Lakeith Stanfield in 2018's "Sorry to Bother You."

Sorry to Bother You August 7, 2018  


Boots Riley



Lakeith Stanfield

Tessa Thompson

Jermaine Fowler

Omari Hardwick

Terry Crews

Patton Oswalt

David Cross

Danny Glover

Steven Yeun

Armie Hammer









1 Hr., 51 Mins.

Sorry to Bother You, a frenzied, spectacularly original corporate comedy, premiered at this year’s Sundance Film Festival, and makes for the first filmmaking effort from Boots Riley. But in contrast to the cineastes comprising the aforementioned murderer’s row, Riley, a long-established rapper, is hardly new to the industry — and as such the movie, which comes nearly 30 years after he formed the political hip-hop group The Coup, in a way feels like an apotheosis in an imposing career rather than an out-of-left-field breakthrough.
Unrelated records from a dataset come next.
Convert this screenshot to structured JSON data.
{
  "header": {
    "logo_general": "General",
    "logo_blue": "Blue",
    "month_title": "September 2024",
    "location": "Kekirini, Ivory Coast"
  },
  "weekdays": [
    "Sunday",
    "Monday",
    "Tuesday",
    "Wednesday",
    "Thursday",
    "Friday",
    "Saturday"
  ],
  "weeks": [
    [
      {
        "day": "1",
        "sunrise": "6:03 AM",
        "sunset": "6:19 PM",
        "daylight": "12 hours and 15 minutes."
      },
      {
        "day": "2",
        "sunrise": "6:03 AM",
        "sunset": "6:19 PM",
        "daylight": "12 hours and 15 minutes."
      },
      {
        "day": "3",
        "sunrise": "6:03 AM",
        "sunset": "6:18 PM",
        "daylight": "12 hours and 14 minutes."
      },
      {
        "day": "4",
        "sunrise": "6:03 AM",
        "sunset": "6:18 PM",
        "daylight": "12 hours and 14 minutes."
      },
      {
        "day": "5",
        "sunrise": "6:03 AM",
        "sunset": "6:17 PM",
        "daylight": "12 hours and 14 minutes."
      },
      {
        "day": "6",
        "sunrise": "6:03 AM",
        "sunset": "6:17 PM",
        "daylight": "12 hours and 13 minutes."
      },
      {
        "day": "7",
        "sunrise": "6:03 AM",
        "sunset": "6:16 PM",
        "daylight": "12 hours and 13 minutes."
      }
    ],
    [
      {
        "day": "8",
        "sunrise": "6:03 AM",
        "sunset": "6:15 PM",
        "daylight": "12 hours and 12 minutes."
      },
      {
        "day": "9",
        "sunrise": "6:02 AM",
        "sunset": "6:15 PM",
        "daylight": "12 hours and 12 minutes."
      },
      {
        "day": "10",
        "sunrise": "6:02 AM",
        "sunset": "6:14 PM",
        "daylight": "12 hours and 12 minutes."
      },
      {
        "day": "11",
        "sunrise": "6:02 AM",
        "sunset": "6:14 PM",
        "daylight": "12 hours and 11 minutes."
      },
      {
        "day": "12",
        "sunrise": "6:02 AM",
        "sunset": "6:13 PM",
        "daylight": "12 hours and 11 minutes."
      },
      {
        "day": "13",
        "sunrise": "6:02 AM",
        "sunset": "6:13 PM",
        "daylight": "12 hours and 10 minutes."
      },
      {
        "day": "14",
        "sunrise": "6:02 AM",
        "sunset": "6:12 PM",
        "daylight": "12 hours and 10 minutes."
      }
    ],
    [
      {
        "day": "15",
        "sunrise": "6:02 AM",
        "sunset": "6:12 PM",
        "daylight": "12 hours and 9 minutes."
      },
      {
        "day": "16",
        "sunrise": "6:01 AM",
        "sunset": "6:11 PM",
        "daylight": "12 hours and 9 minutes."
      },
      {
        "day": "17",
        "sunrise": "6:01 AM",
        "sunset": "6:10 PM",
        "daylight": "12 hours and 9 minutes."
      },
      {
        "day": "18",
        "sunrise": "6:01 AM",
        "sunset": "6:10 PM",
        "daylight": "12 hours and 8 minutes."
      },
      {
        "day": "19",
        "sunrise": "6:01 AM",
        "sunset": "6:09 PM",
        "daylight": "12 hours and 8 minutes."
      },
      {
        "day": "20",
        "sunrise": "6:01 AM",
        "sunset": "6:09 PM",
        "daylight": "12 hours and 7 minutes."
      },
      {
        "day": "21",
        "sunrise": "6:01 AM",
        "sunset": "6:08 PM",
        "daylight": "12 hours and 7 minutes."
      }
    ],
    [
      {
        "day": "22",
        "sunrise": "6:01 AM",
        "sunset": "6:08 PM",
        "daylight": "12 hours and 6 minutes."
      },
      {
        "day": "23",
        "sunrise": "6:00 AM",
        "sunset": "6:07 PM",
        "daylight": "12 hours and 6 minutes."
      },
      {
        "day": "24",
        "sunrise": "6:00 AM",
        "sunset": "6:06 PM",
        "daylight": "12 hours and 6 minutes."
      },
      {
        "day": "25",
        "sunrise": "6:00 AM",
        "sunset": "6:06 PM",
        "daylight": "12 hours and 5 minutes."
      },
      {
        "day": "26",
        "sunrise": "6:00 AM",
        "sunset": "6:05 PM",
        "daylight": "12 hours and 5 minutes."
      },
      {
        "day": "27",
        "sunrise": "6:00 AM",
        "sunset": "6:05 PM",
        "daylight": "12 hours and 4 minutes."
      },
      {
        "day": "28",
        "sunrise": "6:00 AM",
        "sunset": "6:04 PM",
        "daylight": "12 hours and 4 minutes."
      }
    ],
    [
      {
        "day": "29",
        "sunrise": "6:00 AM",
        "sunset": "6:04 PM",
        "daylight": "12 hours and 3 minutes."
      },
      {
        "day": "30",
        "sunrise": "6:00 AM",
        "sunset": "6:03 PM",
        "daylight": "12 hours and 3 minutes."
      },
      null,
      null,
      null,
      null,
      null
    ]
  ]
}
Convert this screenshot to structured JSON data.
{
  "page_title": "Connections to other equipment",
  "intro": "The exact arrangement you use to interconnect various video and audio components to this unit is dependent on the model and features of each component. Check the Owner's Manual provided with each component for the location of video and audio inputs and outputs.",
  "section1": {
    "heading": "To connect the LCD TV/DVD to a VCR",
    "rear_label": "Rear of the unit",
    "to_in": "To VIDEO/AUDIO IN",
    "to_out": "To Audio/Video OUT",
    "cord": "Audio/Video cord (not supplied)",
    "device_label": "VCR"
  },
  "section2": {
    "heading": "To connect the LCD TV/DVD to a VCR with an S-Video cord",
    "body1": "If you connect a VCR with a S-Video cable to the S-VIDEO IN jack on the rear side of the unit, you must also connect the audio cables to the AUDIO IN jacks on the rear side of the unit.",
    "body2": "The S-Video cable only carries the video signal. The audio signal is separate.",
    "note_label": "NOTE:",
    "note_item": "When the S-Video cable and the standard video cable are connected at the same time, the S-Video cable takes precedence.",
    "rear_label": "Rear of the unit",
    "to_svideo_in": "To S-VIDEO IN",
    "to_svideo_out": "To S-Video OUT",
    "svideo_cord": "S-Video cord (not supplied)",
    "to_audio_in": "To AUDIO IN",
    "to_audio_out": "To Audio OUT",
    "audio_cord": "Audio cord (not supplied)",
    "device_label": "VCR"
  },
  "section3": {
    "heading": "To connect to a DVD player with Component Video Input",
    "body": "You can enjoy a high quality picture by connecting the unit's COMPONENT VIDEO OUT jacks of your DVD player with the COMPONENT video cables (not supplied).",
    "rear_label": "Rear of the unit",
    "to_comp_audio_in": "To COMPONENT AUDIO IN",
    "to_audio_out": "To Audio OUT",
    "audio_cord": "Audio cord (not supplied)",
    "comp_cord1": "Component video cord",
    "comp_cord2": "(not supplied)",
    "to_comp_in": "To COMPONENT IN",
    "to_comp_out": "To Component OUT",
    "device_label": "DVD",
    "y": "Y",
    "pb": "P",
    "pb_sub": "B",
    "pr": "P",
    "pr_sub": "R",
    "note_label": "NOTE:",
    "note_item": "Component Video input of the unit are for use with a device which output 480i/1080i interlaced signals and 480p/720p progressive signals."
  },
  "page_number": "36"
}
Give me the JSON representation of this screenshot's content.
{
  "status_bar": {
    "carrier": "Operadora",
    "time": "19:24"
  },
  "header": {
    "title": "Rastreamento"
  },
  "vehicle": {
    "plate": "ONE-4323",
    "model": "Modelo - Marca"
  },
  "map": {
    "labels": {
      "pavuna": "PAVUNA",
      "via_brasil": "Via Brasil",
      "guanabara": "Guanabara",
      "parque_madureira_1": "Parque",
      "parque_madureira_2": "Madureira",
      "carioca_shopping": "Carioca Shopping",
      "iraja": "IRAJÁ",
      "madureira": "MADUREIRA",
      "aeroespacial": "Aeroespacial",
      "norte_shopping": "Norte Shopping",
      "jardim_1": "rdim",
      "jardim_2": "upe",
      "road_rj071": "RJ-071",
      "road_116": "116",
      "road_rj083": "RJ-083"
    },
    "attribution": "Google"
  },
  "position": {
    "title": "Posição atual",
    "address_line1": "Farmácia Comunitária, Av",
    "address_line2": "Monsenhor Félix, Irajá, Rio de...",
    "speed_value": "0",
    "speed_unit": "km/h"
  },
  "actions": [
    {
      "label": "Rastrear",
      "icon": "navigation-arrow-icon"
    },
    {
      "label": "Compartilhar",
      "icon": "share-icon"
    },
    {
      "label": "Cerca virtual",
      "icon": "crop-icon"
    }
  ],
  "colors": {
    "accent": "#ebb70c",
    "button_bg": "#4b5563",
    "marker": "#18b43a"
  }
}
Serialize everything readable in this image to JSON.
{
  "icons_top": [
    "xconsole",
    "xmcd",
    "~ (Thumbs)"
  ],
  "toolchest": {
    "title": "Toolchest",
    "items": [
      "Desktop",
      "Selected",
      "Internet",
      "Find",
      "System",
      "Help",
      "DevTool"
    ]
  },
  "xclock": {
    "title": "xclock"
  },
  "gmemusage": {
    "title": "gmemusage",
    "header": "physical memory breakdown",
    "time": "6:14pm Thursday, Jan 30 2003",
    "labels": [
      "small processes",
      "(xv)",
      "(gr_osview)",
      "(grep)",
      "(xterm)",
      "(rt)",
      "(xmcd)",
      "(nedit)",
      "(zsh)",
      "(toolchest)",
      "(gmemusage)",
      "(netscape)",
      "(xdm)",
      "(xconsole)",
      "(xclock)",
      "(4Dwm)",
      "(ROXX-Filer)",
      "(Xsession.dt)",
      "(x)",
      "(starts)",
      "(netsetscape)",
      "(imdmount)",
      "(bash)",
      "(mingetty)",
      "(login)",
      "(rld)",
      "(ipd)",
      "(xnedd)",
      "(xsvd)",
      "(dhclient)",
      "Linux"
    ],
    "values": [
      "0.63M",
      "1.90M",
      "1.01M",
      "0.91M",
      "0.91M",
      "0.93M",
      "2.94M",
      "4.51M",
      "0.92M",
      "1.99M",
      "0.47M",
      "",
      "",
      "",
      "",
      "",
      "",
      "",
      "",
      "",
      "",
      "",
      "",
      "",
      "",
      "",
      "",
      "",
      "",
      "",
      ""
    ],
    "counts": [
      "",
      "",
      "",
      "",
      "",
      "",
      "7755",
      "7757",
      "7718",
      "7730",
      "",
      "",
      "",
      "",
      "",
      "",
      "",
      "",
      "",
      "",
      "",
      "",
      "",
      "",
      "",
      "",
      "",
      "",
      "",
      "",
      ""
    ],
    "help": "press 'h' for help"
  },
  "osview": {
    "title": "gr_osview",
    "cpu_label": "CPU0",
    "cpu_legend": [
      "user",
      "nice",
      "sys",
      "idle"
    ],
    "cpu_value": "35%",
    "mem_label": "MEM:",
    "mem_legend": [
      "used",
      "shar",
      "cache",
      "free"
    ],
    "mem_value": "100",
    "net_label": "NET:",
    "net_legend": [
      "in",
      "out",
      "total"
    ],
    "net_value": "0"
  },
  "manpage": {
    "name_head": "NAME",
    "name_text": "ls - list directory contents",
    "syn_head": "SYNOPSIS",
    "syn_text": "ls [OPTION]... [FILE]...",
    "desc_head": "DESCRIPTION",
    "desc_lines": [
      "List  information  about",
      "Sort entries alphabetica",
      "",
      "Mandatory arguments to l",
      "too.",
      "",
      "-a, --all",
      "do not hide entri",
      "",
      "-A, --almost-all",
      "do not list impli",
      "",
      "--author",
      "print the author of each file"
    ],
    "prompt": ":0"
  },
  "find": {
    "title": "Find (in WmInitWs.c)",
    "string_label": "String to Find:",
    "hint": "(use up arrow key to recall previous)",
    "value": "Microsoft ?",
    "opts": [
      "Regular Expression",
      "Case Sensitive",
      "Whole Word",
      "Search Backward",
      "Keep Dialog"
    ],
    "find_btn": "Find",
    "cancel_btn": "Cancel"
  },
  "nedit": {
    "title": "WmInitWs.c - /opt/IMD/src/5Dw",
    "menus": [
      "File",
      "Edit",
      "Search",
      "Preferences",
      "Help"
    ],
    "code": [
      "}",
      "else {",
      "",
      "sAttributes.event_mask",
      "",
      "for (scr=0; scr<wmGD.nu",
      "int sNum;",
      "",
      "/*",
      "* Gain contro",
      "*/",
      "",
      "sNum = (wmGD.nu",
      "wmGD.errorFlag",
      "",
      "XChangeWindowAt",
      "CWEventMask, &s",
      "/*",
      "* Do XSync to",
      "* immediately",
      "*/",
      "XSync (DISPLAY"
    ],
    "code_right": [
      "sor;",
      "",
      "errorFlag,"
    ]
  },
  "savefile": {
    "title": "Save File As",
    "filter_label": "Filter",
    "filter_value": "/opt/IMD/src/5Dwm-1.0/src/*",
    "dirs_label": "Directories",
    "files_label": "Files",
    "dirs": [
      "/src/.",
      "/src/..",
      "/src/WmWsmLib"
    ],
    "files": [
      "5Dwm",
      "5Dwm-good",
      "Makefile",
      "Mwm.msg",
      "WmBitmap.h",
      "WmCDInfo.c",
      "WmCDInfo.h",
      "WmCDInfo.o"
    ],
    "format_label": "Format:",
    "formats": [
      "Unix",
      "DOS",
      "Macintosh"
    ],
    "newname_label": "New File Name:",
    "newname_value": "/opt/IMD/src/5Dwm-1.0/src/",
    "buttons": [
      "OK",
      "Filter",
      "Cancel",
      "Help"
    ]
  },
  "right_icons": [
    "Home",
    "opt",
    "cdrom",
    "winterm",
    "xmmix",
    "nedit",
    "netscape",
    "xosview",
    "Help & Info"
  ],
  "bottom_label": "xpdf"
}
It is unprecedented. Even the films of Michel Gondry and Charlie Kaufman, to which Sorry to Bother You has often been compared, bear little resemblance. The film, an anti-capitalist farce set in an alternate reality, stars the scraggy, put-down, and revelatory Lakeith Stanfield as Cassius “Cash” Green, a 20-something who is interviewing for a telemarketer job with a disreputable, but nevertheless multibillion-dollar, company called RegalView as the film opens.


Although Cash deplores the practices of RegalView, which is affiliated with WorryFree, a corporation that offers a lifetime of free food and lodging as long as you essentially work for them as an indentured servant, he is financially desperate. He lives in his uncle’s (Terry Crews) garage; drives a creaky sedan (for which he can only pay $0.40 at a time for gas); and can barely support his girlfriend Detroit (Tessa Thompson, wonderful), a radical artist who hardly makes any money, either.


Because RegalView values money, not qualifications, Cash is hired on the spot. The first few days are patchy, to say the least; it seems impossible to stick to the script, as the RegalView highers-up so regularly advise. But then Cash’s cubiclemate, Langston (Danny Glover), offers some guidance: If Cash were to start using his “white voice,” then customers might be more responsive to what he has to say.


Cash detests this. But when he does try it out — in the snap of a finger, he can sound just like David Cross — sales go up immediately. In a matter of weeks, he has become the most successful telemarketer in the building. There is talk that Cash will be promoted to a Power Caller position just as Detroit joins RegalView for herself and gets heavily involved with an in-development union.


Of course, Cash ascends. Literally, in a hyper-secure elevator lined in gold that plays personalized motivational speeches as you go from RegalView up to the high heights of the top-floored WorryFree.


Up there, everything is controlled by the very pretty and very assholely CEO Steve Lift (a coked-up Armie Hammer), who, it turns out, is scheming something even more nefarious than the previously mentioned modernized brand of slavery.


When April Wolfe, a movie critic with the Village Voice, threw a nosegay of eye-catching, complimentary descriptors at the movie in July — from “tits-to-the-glass” to “balls-to-the-wall” — she wasn’t being hyperbolic: this is a feverish, unpredictable pro-labor farce so pinballed and thematically weighty that to categorize it (as I already unwittingly have) is futile. It would be a disservice to prod at it too aggressively on the page; it is a movie, I think, that benefits from knowing a little, but not too much, before walking into the theater.


But what can be said, in the vaguest of terms, is that in addition to pitch-perfectly encapsulating capitalism’s ills, the movie expertly lampoons society’s valuing of fame above everything else, fixation on chaos and violence, and penchant for selling out. Prominent, too, is its jabbing at white America’s bent toward tokenization, as well as its turning a blind eye in the face of injuries inflicted by the 1 percent.


A filmmaker less gifted than Riley might unleash unconscious sanctimony, or accidentally make the film feel overstuffed. The sci-fi-tinged plot twist could have been malefic. But his pen is dipped in acid, and his directorial hand is unfathomably assured; the movie is bonkers, and it's cannily, magnificently so. It is a statement bound to be era-defining, and I can’t wait to see what Riley comes up with next. A


particularly astonishing filmmaking debut can leave you breathless. From Jean-Luc Godard’s frenetic caper À Bout de Souffle (1960) to Joel Coen’s crime parable Blood Simple (1984), from Sam Raimi's rabid supernatural horror comedy The Evil Dead (1981) to Ryan Coogler’s crushing biopic Fruitvale Station (2013), you, agog, might wonder where exactly the emerging artist behind the feature came from — and find yourself envious of their preternatural talents in the process.

This review also appeared on Verge Campus.